Suddenly Norman's phone chirped, heralding a text message. "It's Andy. He's two minutes out," Norman said. "We're on speed dial now, Andy and I."
The race between Maynard and Norman may be unlike any other in the state. Rather than spend their time railing against each other, the two have decided to campaign together, embarking on what they're calling a "civility tour."
"After one of the first events of the campaign, Andy and I got talking in the hallway, and I talked about how a campaign of civility and respect would be good," said Norman, who lives in Griswold. "I said, 'Andy, you might have better name recognition than me and if the press catches on, it could help me more than you,' " he said, noting that the unlikely partnership could boost his lesser-known campaign.
"And [Maynard] said, 'I still want to do it,' " Norman said. "I wouldn't go as far as saying Andy and I have become good friends, but we respect each other."
In the past few months, leading up to Tuesday's election, the two candidates have held events at which they discussd the issues facing the state, especially how to deal with the $3.4 billion budget deficit projected for next year. Both agree that the state needs to cut spending but acknowledge that tax increases may be necessary to solve Connecticut's fiscal woes.
"I think we've grown to the point where it's unsustainable, especially when it comes to layers and layers of administration," said Maynard, referring specifically to the state government. Maynard, of Stonington, said he voted against this year's state budget because it relied on borrowed cash.
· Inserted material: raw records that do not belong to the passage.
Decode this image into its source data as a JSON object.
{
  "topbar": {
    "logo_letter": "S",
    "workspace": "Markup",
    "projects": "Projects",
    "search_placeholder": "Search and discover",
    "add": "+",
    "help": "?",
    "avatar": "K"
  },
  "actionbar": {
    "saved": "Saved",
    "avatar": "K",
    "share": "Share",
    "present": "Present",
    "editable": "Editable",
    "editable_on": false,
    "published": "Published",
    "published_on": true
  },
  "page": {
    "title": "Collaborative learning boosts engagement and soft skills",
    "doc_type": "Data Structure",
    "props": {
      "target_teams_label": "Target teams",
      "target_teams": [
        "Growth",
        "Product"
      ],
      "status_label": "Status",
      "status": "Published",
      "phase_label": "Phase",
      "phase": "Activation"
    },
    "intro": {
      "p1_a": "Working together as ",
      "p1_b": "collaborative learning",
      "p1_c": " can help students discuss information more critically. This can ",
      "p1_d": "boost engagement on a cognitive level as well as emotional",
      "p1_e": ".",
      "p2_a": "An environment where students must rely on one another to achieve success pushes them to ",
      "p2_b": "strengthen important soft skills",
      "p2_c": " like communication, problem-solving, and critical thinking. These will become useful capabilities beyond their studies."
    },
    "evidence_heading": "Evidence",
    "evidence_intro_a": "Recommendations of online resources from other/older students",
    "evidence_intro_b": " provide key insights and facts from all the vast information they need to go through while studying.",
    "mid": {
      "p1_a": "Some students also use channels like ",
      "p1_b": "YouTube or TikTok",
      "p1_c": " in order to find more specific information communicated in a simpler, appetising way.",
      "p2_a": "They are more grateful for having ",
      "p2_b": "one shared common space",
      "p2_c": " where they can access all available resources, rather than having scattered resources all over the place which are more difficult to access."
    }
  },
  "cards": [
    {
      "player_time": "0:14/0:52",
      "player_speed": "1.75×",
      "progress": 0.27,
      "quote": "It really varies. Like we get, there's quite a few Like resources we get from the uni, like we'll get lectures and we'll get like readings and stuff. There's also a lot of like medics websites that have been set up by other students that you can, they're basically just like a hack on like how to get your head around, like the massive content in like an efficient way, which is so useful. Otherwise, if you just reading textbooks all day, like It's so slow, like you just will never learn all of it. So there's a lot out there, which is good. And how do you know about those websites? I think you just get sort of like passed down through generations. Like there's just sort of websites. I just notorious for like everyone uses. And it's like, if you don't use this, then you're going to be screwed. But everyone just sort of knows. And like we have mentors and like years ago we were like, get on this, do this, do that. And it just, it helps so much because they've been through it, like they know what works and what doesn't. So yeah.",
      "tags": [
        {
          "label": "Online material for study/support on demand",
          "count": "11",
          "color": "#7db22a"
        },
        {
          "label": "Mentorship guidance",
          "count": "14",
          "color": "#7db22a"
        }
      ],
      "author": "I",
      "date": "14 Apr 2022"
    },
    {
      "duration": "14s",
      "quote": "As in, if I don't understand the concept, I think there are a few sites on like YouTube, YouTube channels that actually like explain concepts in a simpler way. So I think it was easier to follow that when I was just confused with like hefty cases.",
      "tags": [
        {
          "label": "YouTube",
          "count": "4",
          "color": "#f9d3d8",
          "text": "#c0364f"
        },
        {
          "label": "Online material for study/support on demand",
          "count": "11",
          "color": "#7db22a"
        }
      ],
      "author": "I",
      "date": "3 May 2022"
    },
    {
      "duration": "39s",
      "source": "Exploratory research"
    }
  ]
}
Norman said he entered the race because, as a Griswold Board of Education member, he was concerned that the state would pass its problems on to cities and towns, which would then be forced to raise taxes.
"A huge concern of mine - and I'm sorry you have to hear this again and again, Andy - is that Hartford will solve this mess by cutting state aid to municipalities and by cutting ECS grants," Norman said, referring to the education cost-sharing funds the state gives to local school districts.
Throughout the evening, the two men were exceedingly polite to one another, displaying conduct rarely associated with politics and government. It's an ongoing, open dialogue like theirs, both men said, that will be necessary for state officials working to solve Connecticut's budget problems.
"Thoughtful leaders on both sides of the aisle, in both [legislative] houses, working with whoever our new governor may be, need to work together and find out what people expect from their government and what we can reliably deliver," Maynard said.
And the campaign dialogue will continue well past Tuesday, regardless of who wins, the two agreed.
"I told Andy that if he's elected I'll be here the next two years, ready to help. And I hope all of you will, too," Norman said, addressing the audience, "because that really is what democracy is all about."
Maynard said constituents of the 18th Senate District - which consists of Griswold, Groton, North Stonington, Plainfield, Preston, Sterling, Stonington and Voluntown - also need to make their voices heard throughout the year, not just in the run-up to elections. He said he appreciates feedback and ideas from his constituents, even if he does not ultimately agree with the input.
"You can't just fill in a black circle on a piece of paper and stick it in the slot," Maynard said. "You have to make your voice heard. You have to hold people's feet to the fire."
Norman, of course, agreed.